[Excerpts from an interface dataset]
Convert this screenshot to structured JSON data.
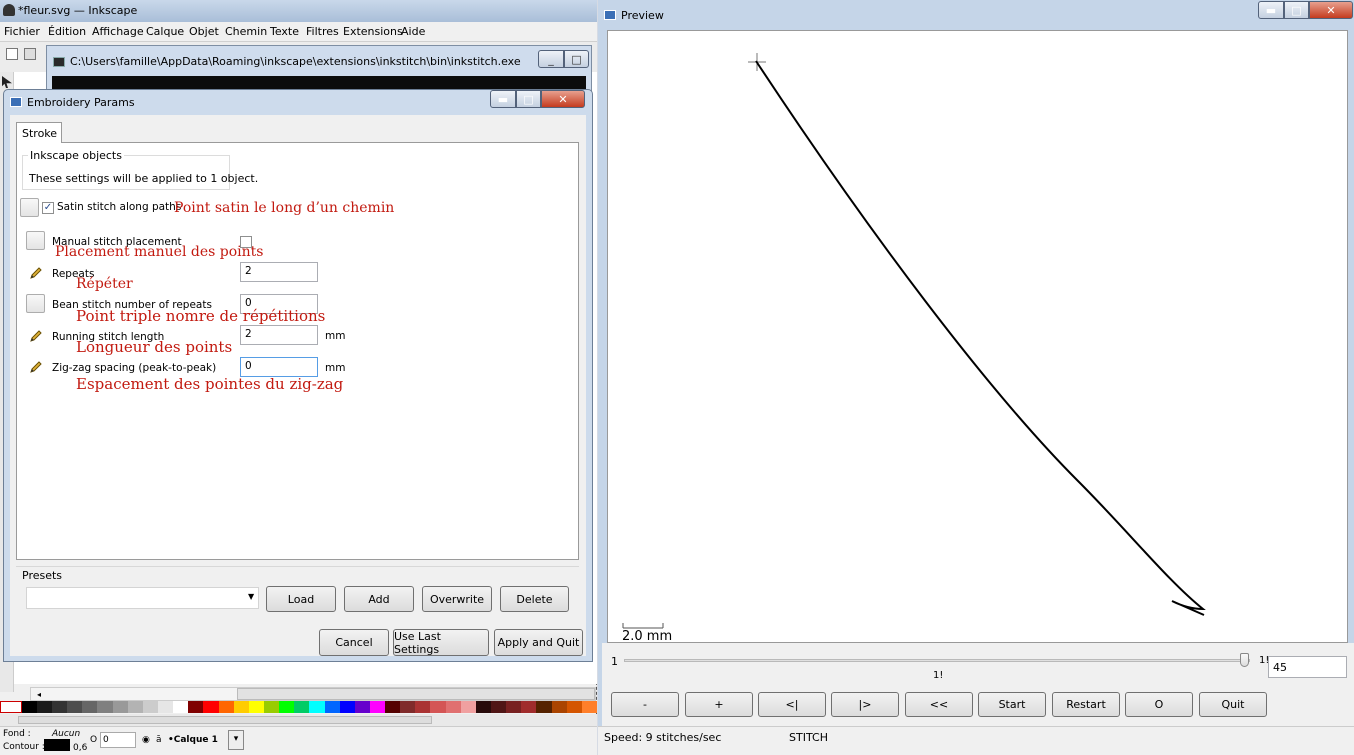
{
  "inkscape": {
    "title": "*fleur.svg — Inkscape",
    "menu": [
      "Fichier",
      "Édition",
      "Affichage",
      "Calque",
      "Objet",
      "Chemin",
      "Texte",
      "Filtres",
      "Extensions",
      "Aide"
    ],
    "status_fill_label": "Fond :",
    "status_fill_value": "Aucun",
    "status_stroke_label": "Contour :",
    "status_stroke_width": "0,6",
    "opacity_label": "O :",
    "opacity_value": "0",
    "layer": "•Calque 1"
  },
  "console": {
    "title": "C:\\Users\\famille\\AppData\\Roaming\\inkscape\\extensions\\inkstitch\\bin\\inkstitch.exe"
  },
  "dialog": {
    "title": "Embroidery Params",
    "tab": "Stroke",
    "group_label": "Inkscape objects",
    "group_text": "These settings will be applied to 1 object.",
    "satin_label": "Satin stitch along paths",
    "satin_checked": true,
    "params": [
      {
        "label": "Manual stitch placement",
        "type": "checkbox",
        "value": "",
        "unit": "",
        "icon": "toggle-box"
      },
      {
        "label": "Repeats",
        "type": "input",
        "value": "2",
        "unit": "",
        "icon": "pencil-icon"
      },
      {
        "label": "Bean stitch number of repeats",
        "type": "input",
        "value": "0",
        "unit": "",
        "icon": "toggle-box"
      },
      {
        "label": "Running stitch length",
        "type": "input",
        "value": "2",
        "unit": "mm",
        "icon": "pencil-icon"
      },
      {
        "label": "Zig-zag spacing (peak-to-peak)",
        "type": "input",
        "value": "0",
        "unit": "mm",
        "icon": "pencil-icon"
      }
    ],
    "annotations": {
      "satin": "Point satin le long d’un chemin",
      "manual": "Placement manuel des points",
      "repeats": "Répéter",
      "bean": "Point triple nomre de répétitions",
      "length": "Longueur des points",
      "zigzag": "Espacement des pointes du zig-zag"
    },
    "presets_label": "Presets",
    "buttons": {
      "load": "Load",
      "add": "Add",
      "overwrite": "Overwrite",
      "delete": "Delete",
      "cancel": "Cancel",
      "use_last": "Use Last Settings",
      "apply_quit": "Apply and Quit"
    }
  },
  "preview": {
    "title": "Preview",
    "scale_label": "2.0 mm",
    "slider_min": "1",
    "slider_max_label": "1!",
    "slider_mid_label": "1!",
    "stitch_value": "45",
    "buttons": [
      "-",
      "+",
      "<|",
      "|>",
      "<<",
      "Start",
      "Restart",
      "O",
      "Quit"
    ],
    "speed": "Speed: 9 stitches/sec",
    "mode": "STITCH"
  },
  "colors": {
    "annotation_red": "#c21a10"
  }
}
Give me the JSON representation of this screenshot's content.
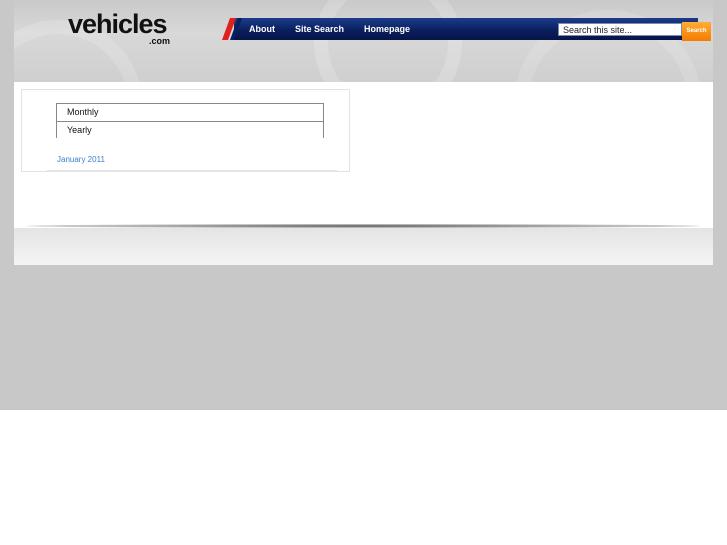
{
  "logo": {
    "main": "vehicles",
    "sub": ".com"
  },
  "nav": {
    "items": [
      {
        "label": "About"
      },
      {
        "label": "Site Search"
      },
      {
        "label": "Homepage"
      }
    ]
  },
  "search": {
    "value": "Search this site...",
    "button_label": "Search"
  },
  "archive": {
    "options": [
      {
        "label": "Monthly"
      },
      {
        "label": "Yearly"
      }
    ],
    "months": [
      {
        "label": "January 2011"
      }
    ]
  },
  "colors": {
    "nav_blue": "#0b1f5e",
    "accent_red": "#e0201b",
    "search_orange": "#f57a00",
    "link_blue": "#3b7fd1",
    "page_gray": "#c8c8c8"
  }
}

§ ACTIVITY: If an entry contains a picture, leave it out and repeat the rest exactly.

§ ANSWER BELOW:
Convert this screenshot to structured JSON data.
{
  "inkscape": {
    "title": "*fleur.svg — Inkscape",
    "menu": [
      "Fichier",
      "Édition",
      "Affichage",
      "Calque",
      "Objet",
      "Chemin",
      "Texte",
      "Filtres",
      "Extensions",
      "Aide"
    ],
    "status_fill_label": "Fond :",
    "status_fill_value": "Aucun",
    "status_stroke_label": "Contour :",
    "status_stroke_width": "0,6",
    "opacity_label": "O :",
    "opacity_value": "0",
    "layer": "•Calque 1"
  },
  "console": {
    "title": "C:\\Users\\famille\\AppData\\Roaming\\inkscape\\extensions\\inkstitch\\bin\\inkstitch.exe"
  },
  "dialog": {
    "title": "Embroidery Params",
    "tab": "Stroke",
    "group_label": "Inkscape objects",
    "group_text": "These settings will be applied to 1 object.",
    "satin_label": "Satin stitch along paths",
    "satin_checked": true,
    "params": [
      {
        "label": "Manual stitch placement",
        "type": "checkbox",
        "value": "",
        "unit": "",
        "icon": "toggle-box"
      },
      {
        "label": "Repeats",
        "type": "input",
        "value": "2",
        "unit": "",
        "icon": "pencil-icon"
      },
      {
        "label": "Bean stitch number of repeats",
        "type": "input",
        "value": "0",
        "unit": "",
        "icon": "toggle-box"
      },
      {
        "label": "Running stitch length",
        "type": "input",
        "value": "2",
        "unit": "mm",
        "icon": "pencil-icon"
      },
      {
        "label": "Zig-zag spacing (peak-to-peak)",
        "type": "input",
        "value": "0",
        "unit": "mm",
        "icon": "pencil-icon"
      }
    ],
    "annotations": {
      "satin": "Point satin le long d’un chemin",
      "manual": "Placement manuel des points",
      "repeats": "Répéter",
      "bean": "Point triple nomre de répétitions",
      "length": "Longueur des points",
      "zigzag": "Espacement des pointes du zig-zag"
    },
    "presets_label": "Presets",
    "buttons": {
      "load": "Load",
      "add": "Add",
      "overwrite": "Overwrite",
      "delete": "Delete",
      "cancel": "Cancel",
      "use_last": "Use Last Settings",
      "apply_quit": "Apply and Quit"
    }
  },
  "preview": {
    "title": "Preview",
    "scale_label": "2.0 mm",
    "slider_min": "1",
    "slider_max_label": "1!",
    "slider_mid_label": "1!",
    "stitch_value": "45",
    "buttons": [
      "-",
      "+",
      "<|",
      "|>",
      "<<",
      "Start",
      "Restart",
      "O",
      "Quit"
    ],
    "speed": "Speed: 9 stitches/sec",
    "mode": "STITCH"
  },
  "colors": {
    "annotation_red": "#c21a10"
  }
}
Give me the JSON representation of this screenshot's content.
{
  "logo": {
    "main": "vehicles",
    "sub": ".com"
  },
  "nav": {
    "items": [
      {
        "label": "About"
      },
      {
        "label": "Site Search"
      },
      {
        "label": "Homepage"
      }
    ]
  },
  "search": {
    "value": "Search this site...",
    "button_label": "Search"
  },
  "archive": {
    "options": [
      {
        "label": "Monthly"
      },
      {
        "label": "Yearly"
      }
    ],
    "months": [
      {
        "label": "January 2011"
      }
    ]
  },
  "colors": {
    "nav_blue": "#0b1f5e",
    "accent_red": "#e0201b",
    "search_orange": "#f57a00",
    "link_blue": "#3b7fd1",
    "page_gray": "#c8c8c8"
  }
}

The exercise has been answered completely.